The dynamics of a family where someone has sustained an SCI, who now needs long-term support and has new restrictions in their activity and ability, can be complex and changeable. The roles and involvement that families take in the support of a person with extra needs is very varied. Parents may take a very active role in the support of a child with complex needs, or may be more comfortable with professional help always at hand. There is no right or wrong here – no standard amount of involvement that a care team expects from the family, only the love and attention that the child has always needed.
A severe spinal cord injury sustained at any time of life will mean that some degree of extra medical, nursing, and social support is needed from that point onwards. The level and severity of injury is the main thing that should influence the sort of support someone gets – everyone should have the support they need to live their live the way they want to, and there are many resources with advice on funding and arranging levels of support.
The level of care someone might need after a spinal injury is wide-ranging. Someone may be able to live entirely independently, with or without physical aids to support mobility or continence issues. Others may require a team of carers who are trained in the management of ventilators, pressure area care and supporting people who require assistance with almost every physical need.
A dedicated care team is not just there to make up for new deficits in a person’s ability to care for themselves – they are there to enable that person to live the life they want. With an effective care team, some people with even the most profound injuries and needs can maintain a social life, a family life, a career, and – a question heard often by care providers – can go away on holidays, even while needing full-time support.

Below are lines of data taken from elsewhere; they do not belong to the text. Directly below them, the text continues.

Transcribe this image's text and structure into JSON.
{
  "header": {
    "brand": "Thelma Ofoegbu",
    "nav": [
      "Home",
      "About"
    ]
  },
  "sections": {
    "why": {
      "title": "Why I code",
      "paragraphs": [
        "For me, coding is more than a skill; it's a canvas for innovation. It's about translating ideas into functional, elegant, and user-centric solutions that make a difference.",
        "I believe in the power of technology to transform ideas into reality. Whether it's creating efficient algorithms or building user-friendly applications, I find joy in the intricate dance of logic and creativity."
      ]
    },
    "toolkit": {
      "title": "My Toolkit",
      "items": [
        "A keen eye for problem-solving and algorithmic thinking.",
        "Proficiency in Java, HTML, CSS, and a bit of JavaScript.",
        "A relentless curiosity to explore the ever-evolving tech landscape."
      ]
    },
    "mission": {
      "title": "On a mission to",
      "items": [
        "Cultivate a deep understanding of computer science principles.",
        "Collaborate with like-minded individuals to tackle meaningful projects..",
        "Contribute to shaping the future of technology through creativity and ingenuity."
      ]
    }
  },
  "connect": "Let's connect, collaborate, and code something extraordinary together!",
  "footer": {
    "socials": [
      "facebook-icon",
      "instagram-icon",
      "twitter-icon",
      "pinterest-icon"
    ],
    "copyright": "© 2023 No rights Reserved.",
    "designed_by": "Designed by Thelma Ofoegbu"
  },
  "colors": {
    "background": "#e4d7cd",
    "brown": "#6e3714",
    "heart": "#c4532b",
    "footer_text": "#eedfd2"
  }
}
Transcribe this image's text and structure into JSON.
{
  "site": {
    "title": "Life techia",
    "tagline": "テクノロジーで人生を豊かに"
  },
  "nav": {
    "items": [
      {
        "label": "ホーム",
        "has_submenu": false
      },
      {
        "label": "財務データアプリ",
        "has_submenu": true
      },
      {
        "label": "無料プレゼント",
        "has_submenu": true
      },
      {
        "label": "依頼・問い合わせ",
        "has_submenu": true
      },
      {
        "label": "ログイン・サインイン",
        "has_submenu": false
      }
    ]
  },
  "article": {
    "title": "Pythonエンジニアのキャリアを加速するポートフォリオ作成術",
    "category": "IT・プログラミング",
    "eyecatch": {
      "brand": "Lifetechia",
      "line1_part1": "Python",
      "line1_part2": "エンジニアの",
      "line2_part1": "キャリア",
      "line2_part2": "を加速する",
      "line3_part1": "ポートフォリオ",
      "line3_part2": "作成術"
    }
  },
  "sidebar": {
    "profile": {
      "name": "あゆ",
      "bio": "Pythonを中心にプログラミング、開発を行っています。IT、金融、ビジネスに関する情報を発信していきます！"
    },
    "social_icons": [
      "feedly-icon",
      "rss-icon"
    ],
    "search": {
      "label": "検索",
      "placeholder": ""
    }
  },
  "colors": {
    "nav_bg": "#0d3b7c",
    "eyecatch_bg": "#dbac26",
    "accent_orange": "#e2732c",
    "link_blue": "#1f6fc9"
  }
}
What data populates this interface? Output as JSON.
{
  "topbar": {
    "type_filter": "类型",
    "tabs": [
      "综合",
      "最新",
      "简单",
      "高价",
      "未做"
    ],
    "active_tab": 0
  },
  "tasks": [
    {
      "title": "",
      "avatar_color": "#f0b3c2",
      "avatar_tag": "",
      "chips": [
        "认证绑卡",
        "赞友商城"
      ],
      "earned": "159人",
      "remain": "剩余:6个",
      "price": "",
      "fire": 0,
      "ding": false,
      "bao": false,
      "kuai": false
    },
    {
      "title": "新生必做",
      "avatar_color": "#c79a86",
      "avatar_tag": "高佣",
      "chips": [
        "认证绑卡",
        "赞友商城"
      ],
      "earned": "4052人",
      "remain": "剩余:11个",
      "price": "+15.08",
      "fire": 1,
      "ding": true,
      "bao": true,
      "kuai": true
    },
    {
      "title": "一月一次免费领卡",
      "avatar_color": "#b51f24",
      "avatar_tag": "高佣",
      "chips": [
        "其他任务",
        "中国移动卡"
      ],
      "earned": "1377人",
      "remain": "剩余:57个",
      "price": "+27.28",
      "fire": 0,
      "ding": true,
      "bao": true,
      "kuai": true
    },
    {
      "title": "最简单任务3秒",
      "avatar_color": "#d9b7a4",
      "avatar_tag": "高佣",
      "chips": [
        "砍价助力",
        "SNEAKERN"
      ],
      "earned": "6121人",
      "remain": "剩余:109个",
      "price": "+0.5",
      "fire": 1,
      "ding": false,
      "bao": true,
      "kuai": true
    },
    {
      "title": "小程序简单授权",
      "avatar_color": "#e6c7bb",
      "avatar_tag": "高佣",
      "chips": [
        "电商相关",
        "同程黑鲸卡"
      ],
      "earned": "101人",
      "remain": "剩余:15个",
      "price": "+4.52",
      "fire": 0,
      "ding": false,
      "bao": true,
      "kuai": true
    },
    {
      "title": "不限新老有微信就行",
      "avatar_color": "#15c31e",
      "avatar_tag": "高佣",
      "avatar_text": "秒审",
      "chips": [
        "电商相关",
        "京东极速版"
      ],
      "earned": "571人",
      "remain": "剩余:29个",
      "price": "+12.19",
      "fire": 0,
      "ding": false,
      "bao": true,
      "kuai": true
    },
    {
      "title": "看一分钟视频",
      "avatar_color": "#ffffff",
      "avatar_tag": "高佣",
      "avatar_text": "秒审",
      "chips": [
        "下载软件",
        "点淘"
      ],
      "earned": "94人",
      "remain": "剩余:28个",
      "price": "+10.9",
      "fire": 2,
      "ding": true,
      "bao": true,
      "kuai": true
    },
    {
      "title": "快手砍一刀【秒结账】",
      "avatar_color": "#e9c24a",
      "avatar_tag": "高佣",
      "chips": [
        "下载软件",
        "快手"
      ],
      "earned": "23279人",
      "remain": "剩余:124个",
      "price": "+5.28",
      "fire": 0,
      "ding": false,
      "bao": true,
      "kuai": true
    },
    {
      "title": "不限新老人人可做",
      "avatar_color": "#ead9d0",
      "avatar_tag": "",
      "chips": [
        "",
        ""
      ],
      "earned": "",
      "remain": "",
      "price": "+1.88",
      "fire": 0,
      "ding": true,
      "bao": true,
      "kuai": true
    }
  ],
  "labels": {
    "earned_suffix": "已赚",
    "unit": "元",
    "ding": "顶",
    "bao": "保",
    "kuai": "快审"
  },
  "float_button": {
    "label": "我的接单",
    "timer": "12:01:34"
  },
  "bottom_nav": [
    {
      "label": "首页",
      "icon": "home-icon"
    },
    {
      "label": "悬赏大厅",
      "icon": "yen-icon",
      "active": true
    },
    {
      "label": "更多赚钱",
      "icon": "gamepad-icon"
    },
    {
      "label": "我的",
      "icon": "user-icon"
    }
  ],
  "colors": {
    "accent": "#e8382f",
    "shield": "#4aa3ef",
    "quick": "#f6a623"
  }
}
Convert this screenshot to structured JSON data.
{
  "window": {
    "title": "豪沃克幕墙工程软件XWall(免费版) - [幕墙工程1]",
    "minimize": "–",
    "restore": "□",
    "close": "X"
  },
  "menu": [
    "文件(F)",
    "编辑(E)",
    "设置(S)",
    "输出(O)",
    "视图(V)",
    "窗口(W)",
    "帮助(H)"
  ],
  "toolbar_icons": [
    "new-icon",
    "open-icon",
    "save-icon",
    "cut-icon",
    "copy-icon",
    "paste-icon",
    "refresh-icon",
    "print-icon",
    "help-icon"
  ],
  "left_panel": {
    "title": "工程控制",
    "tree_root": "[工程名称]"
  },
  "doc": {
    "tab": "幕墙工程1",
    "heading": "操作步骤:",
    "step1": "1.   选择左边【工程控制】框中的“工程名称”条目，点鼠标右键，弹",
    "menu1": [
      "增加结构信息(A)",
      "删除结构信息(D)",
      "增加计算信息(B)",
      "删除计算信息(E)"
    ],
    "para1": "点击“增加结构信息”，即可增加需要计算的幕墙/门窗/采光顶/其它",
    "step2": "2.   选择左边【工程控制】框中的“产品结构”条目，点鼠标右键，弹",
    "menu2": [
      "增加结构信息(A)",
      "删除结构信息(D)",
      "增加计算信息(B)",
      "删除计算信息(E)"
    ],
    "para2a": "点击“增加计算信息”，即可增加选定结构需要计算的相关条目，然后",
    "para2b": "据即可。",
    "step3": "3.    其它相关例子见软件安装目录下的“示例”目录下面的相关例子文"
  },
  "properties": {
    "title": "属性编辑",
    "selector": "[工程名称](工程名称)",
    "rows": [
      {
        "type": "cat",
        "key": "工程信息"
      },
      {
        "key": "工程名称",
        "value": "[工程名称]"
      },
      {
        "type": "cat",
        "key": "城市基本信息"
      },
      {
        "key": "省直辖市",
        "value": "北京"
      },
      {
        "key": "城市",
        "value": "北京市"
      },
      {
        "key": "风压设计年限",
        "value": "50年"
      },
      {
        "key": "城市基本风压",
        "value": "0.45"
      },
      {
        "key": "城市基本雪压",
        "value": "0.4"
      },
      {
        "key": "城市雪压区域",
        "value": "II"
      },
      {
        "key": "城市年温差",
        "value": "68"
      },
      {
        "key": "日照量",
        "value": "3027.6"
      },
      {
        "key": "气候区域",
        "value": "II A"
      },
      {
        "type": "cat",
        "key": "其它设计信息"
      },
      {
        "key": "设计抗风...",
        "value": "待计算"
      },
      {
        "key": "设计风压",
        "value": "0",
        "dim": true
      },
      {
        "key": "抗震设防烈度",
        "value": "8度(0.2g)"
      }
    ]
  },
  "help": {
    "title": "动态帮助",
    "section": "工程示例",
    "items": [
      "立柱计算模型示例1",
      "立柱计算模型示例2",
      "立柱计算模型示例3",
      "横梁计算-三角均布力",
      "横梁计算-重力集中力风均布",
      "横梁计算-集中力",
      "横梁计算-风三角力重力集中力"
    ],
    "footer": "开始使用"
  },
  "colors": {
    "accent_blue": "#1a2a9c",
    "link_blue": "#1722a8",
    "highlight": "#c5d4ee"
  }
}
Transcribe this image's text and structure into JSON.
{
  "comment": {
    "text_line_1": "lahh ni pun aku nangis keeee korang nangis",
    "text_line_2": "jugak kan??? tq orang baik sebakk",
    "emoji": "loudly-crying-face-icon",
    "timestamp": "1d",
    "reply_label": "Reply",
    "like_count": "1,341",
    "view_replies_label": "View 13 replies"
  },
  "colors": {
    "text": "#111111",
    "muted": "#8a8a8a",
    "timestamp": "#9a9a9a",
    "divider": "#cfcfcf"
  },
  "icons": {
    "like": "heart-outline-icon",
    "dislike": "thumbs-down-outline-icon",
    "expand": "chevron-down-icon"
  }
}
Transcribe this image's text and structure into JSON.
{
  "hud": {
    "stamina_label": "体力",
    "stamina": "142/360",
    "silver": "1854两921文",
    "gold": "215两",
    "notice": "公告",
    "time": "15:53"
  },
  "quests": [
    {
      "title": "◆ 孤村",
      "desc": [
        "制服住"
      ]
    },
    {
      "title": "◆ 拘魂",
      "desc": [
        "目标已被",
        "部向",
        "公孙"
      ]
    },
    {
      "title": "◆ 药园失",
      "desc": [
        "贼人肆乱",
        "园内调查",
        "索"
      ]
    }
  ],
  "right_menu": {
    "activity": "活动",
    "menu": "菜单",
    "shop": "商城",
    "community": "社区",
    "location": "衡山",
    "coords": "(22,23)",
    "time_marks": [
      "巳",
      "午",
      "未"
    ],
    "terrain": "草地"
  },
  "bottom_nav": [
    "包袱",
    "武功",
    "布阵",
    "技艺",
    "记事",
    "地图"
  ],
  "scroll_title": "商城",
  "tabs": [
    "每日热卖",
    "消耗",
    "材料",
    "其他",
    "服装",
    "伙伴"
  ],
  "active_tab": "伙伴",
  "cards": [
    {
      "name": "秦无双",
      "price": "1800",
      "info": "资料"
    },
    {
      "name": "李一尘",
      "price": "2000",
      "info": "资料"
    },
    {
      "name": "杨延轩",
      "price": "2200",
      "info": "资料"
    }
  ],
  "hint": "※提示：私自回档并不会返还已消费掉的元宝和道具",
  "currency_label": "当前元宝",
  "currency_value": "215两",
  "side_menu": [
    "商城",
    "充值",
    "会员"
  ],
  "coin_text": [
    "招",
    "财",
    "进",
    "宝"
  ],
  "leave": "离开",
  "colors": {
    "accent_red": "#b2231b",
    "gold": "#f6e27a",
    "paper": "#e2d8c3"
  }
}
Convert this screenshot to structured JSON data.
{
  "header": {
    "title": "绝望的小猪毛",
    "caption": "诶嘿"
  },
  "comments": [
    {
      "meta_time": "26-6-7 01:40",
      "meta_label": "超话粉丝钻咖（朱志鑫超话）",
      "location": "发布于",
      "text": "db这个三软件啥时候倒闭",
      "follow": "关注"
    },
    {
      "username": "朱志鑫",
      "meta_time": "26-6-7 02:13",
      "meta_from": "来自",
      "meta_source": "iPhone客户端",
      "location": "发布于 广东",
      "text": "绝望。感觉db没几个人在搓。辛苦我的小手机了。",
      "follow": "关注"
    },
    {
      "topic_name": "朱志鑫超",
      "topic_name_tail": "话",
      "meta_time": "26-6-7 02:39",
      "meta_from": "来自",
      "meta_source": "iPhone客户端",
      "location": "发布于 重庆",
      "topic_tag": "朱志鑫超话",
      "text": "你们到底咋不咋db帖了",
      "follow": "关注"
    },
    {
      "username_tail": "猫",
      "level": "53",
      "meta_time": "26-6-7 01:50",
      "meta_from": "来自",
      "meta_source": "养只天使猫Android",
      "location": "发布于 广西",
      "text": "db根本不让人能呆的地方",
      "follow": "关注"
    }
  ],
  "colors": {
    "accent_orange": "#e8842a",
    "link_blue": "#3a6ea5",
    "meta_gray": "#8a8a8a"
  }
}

Total Community Care is a care provider with a difference – we help all our clients select their care team, giving them and their nearest and dearest complete control over the people they choose to give them support and care. That care team is able to support the client throughout their life, meaning that all care can continue to be given by the people they’ve chosen and grown to know and trust. TCC can create bespoke care packages for a minimum of around 70 hours a week, including 24-hour care packages with both waking and sleeping nights.
We specialise in spinal cord injury and neurological needs so our teams can be highly trained in their specialty. We work hard to have a highly specialised, happy and well supported workforce, meaning our teams provide the very best quality of care and support. We believe that quality of life after a neurological injury begins with having choice over the people who support you.
Total Community Care can only provide packages of care for individuals who are 18 years old and above. We are unable to provide packages of care for children.